--- MATERIAL PROVIDED Enclosed Below ---

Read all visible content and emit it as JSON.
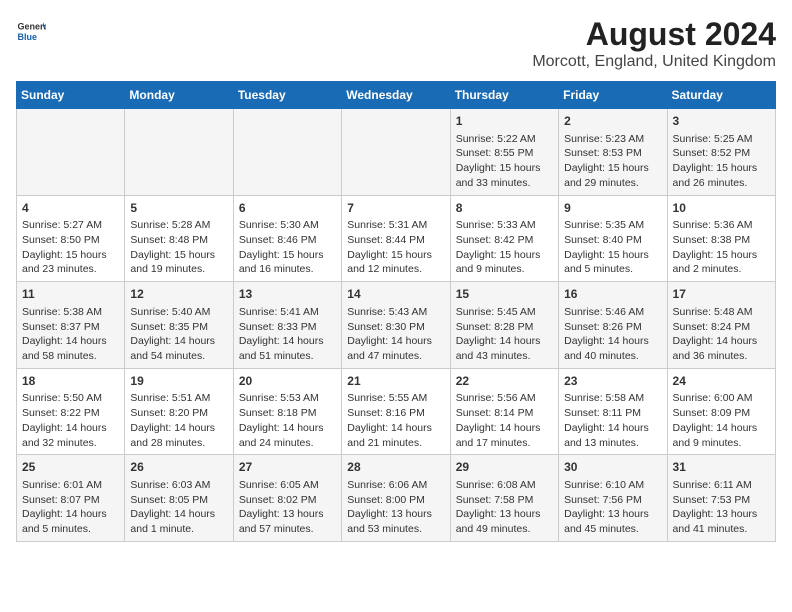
{
  "logo": {
    "general": "General",
    "blue": "Blue"
  },
  "title": "August 2024",
  "subtitle": "Morcott, England, United Kingdom",
  "days_of_week": [
    "Sunday",
    "Monday",
    "Tuesday",
    "Wednesday",
    "Thursday",
    "Friday",
    "Saturday"
  ],
  "weeks": [
    [
      {
        "day": "",
        "info": ""
      },
      {
        "day": "",
        "info": ""
      },
      {
        "day": "",
        "info": ""
      },
      {
        "day": "",
        "info": ""
      },
      {
        "day": "1",
        "info": "Sunrise: 5:22 AM\nSunset: 8:55 PM\nDaylight: 15 hours and 33 minutes."
      },
      {
        "day": "2",
        "info": "Sunrise: 5:23 AM\nSunset: 8:53 PM\nDaylight: 15 hours and 29 minutes."
      },
      {
        "day": "3",
        "info": "Sunrise: 5:25 AM\nSunset: 8:52 PM\nDaylight: 15 hours and 26 minutes."
      }
    ],
    [
      {
        "day": "4",
        "info": "Sunrise: 5:27 AM\nSunset: 8:50 PM\nDaylight: 15 hours and 23 minutes."
      },
      {
        "day": "5",
        "info": "Sunrise: 5:28 AM\nSunset: 8:48 PM\nDaylight: 15 hours and 19 minutes."
      },
      {
        "day": "6",
        "info": "Sunrise: 5:30 AM\nSunset: 8:46 PM\nDaylight: 15 hours and 16 minutes."
      },
      {
        "day": "7",
        "info": "Sunrise: 5:31 AM\nSunset: 8:44 PM\nDaylight: 15 hours and 12 minutes."
      },
      {
        "day": "8",
        "info": "Sunrise: 5:33 AM\nSunset: 8:42 PM\nDaylight: 15 hours and 9 minutes."
      },
      {
        "day": "9",
        "info": "Sunrise: 5:35 AM\nSunset: 8:40 PM\nDaylight: 15 hours and 5 minutes."
      },
      {
        "day": "10",
        "info": "Sunrise: 5:36 AM\nSunset: 8:38 PM\nDaylight: 15 hours and 2 minutes."
      }
    ],
    [
      {
        "day": "11",
        "info": "Sunrise: 5:38 AM\nSunset: 8:37 PM\nDaylight: 14 hours and 58 minutes."
      },
      {
        "day": "12",
        "info": "Sunrise: 5:40 AM\nSunset: 8:35 PM\nDaylight: 14 hours and 54 minutes."
      },
      {
        "day": "13",
        "info": "Sunrise: 5:41 AM\nSunset: 8:33 PM\nDaylight: 14 hours and 51 minutes."
      },
      {
        "day": "14",
        "info": "Sunrise: 5:43 AM\nSunset: 8:30 PM\nDaylight: 14 hours and 47 minutes."
      },
      {
        "day": "15",
        "info": "Sunrise: 5:45 AM\nSunset: 8:28 PM\nDaylight: 14 hours and 43 minutes."
      },
      {
        "day": "16",
        "info": "Sunrise: 5:46 AM\nSunset: 8:26 PM\nDaylight: 14 hours and 40 minutes."
      },
      {
        "day": "17",
        "info": "Sunrise: 5:48 AM\nSunset: 8:24 PM\nDaylight: 14 hours and 36 minutes."
      }
    ],
    [
      {
        "day": "18",
        "info": "Sunrise: 5:50 AM\nSunset: 8:22 PM\nDaylight: 14 hours and 32 minutes."
      },
      {
        "day": "19",
        "info": "Sunrise: 5:51 AM\nSunset: 8:20 PM\nDaylight: 14 hours and 28 minutes."
      },
      {
        "day": "20",
        "info": "Sunrise: 5:53 AM\nSunset: 8:18 PM\nDaylight: 14 hours and 24 minutes."
      },
      {
        "day": "21",
        "info": "Sunrise: 5:55 AM\nSunset: 8:16 PM\nDaylight: 14 hours and 21 minutes."
      },
      {
        "day": "22",
        "info": "Sunrise: 5:56 AM\nSunset: 8:14 PM\nDaylight: 14 hours and 17 minutes."
      },
      {
        "day": "23",
        "info": "Sunrise: 5:58 AM\nSunset: 8:11 PM\nDaylight: 14 hours and 13 minutes."
      },
      {
        "day": "24",
        "info": "Sunrise: 6:00 AM\nSunset: 8:09 PM\nDaylight: 14 hours and 9 minutes."
      }
    ],
    [
      {
        "day": "25",
        "info": "Sunrise: 6:01 AM\nSunset: 8:07 PM\nDaylight: 14 hours and 5 minutes."
      },
      {
        "day": "26",
        "info": "Sunrise: 6:03 AM\nSunset: 8:05 PM\nDaylight: 14 hours and 1 minute."
      },
      {
        "day": "27",
        "info": "Sunrise: 6:05 AM\nSunset: 8:02 PM\nDaylight: 13 hours and 57 minutes."
      },
      {
        "day": "28",
        "info": "Sunrise: 6:06 AM\nSunset: 8:00 PM\nDaylight: 13 hours and 53 minutes."
      },
      {
        "day": "29",
        "info": "Sunrise: 6:08 AM\nSunset: 7:58 PM\nDaylight: 13 hours and 49 minutes."
      },
      {
        "day": "30",
        "info": "Sunrise: 6:10 AM\nSunset: 7:56 PM\nDaylight: 13 hours and 45 minutes."
      },
      {
        "day": "31",
        "info": "Sunrise: 6:11 AM\nSunset: 7:53 PM\nDaylight: 13 hours and 41 minutes."
      }
    ]
  ]
}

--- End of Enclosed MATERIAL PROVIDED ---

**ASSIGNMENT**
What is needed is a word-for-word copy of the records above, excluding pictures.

**ANSWER**
Read all visible content and emit it as JSON.
{
  "logo": {
    "general": "General",
    "blue": "Blue"
  },
  "title": "August 2024",
  "subtitle": "Morcott, England, United Kingdom",
  "days_of_week": [
    "Sunday",
    "Monday",
    "Tuesday",
    "Wednesday",
    "Thursday",
    "Friday",
    "Saturday"
  ],
  "weeks": [
    [
      {
        "day": "",
        "info": ""
      },
      {
        "day": "",
        "info": ""
      },
      {
        "day": "",
        "info": ""
      },
      {
        "day": "",
        "info": ""
      },
      {
        "day": "1",
        "info": "Sunrise: 5:22 AM\nSunset: 8:55 PM\nDaylight: 15 hours and 33 minutes."
      },
      {
        "day": "2",
        "info": "Sunrise: 5:23 AM\nSunset: 8:53 PM\nDaylight: 15 hours and 29 minutes."
      },
      {
        "day": "3",
        "info": "Sunrise: 5:25 AM\nSunset: 8:52 PM\nDaylight: 15 hours and 26 minutes."
      }
    ],
    [
      {
        "day": "4",
        "info": "Sunrise: 5:27 AM\nSunset: 8:50 PM\nDaylight: 15 hours and 23 minutes."
      },
      {
        "day": "5",
        "info": "Sunrise: 5:28 AM\nSunset: 8:48 PM\nDaylight: 15 hours and 19 minutes."
      },
      {
        "day": "6",
        "info": "Sunrise: 5:30 AM\nSunset: 8:46 PM\nDaylight: 15 hours and 16 minutes."
      },
      {
        "day": "7",
        "info": "Sunrise: 5:31 AM\nSunset: 8:44 PM\nDaylight: 15 hours and 12 minutes."
      },
      {
        "day": "8",
        "info": "Sunrise: 5:33 AM\nSunset: 8:42 PM\nDaylight: 15 hours and 9 minutes."
      },
      {
        "day": "9",
        "info": "Sunrise: 5:35 AM\nSunset: 8:40 PM\nDaylight: 15 hours and 5 minutes."
      },
      {
        "day": "10",
        "info": "Sunrise: 5:36 AM\nSunset: 8:38 PM\nDaylight: 15 hours and 2 minutes."
      }
    ],
    [
      {
        "day": "11",
        "info": "Sunrise: 5:38 AM\nSunset: 8:37 PM\nDaylight: 14 hours and 58 minutes."
      },
      {
        "day": "12",
        "info": "Sunrise: 5:40 AM\nSunset: 8:35 PM\nDaylight: 14 hours and 54 minutes."
      },
      {
        "day": "13",
        "info": "Sunrise: 5:41 AM\nSunset: 8:33 PM\nDaylight: 14 hours and 51 minutes."
      },
      {
        "day": "14",
        "info": "Sunrise: 5:43 AM\nSunset: 8:30 PM\nDaylight: 14 hours and 47 minutes."
      },
      {
        "day": "15",
        "info": "Sunrise: 5:45 AM\nSunset: 8:28 PM\nDaylight: 14 hours and 43 minutes."
      },
      {
        "day": "16",
        "info": "Sunrise: 5:46 AM\nSunset: 8:26 PM\nDaylight: 14 hours and 40 minutes."
      },
      {
        "day": "17",
        "info": "Sunrise: 5:48 AM\nSunset: 8:24 PM\nDaylight: 14 hours and 36 minutes."
      }
    ],
    [
      {
        "day": "18",
        "info": "Sunrise: 5:50 AM\nSunset: 8:22 PM\nDaylight: 14 hours and 32 minutes."
      },
      {
        "day": "19",
        "info": "Sunrise: 5:51 AM\nSunset: 8:20 PM\nDaylight: 14 hours and 28 minutes."
      },
      {
        "day": "20",
        "info": "Sunrise: 5:53 AM\nSunset: 8:18 PM\nDaylight: 14 hours and 24 minutes."
      },
      {
        "day": "21",
        "info": "Sunrise: 5:55 AM\nSunset: 8:16 PM\nDaylight: 14 hours and 21 minutes."
      },
      {
        "day": "22",
        "info": "Sunrise: 5:56 AM\nSunset: 8:14 PM\nDaylight: 14 hours and 17 minutes."
      },
      {
        "day": "23",
        "info": "Sunrise: 5:58 AM\nSunset: 8:11 PM\nDaylight: 14 hours and 13 minutes."
      },
      {
        "day": "24",
        "info": "Sunrise: 6:00 AM\nSunset: 8:09 PM\nDaylight: 14 hours and 9 minutes."
      }
    ],
    [
      {
        "day": "25",
        "info": "Sunrise: 6:01 AM\nSunset: 8:07 PM\nDaylight: 14 hours and 5 minutes."
      },
      {
        "day": "26",
        "info": "Sunrise: 6:03 AM\nSunset: 8:05 PM\nDaylight: 14 hours and 1 minute."
      },
      {
        "day": "27",
        "info": "Sunrise: 6:05 AM\nSunset: 8:02 PM\nDaylight: 13 hours and 57 minutes."
      },
      {
        "day": "28",
        "info": "Sunrise: 6:06 AM\nSunset: 8:00 PM\nDaylight: 13 hours and 53 minutes."
      },
      {
        "day": "29",
        "info": "Sunrise: 6:08 AM\nSunset: 7:58 PM\nDaylight: 13 hours and 49 minutes."
      },
      {
        "day": "30",
        "info": "Sunrise: 6:10 AM\nSunset: 7:56 PM\nDaylight: 13 hours and 45 minutes."
      },
      {
        "day": "31",
        "info": "Sunrise: 6:11 AM\nSunset: 7:53 PM\nDaylight: 13 hours and 41 minutes."
      }
    ]
  ]
}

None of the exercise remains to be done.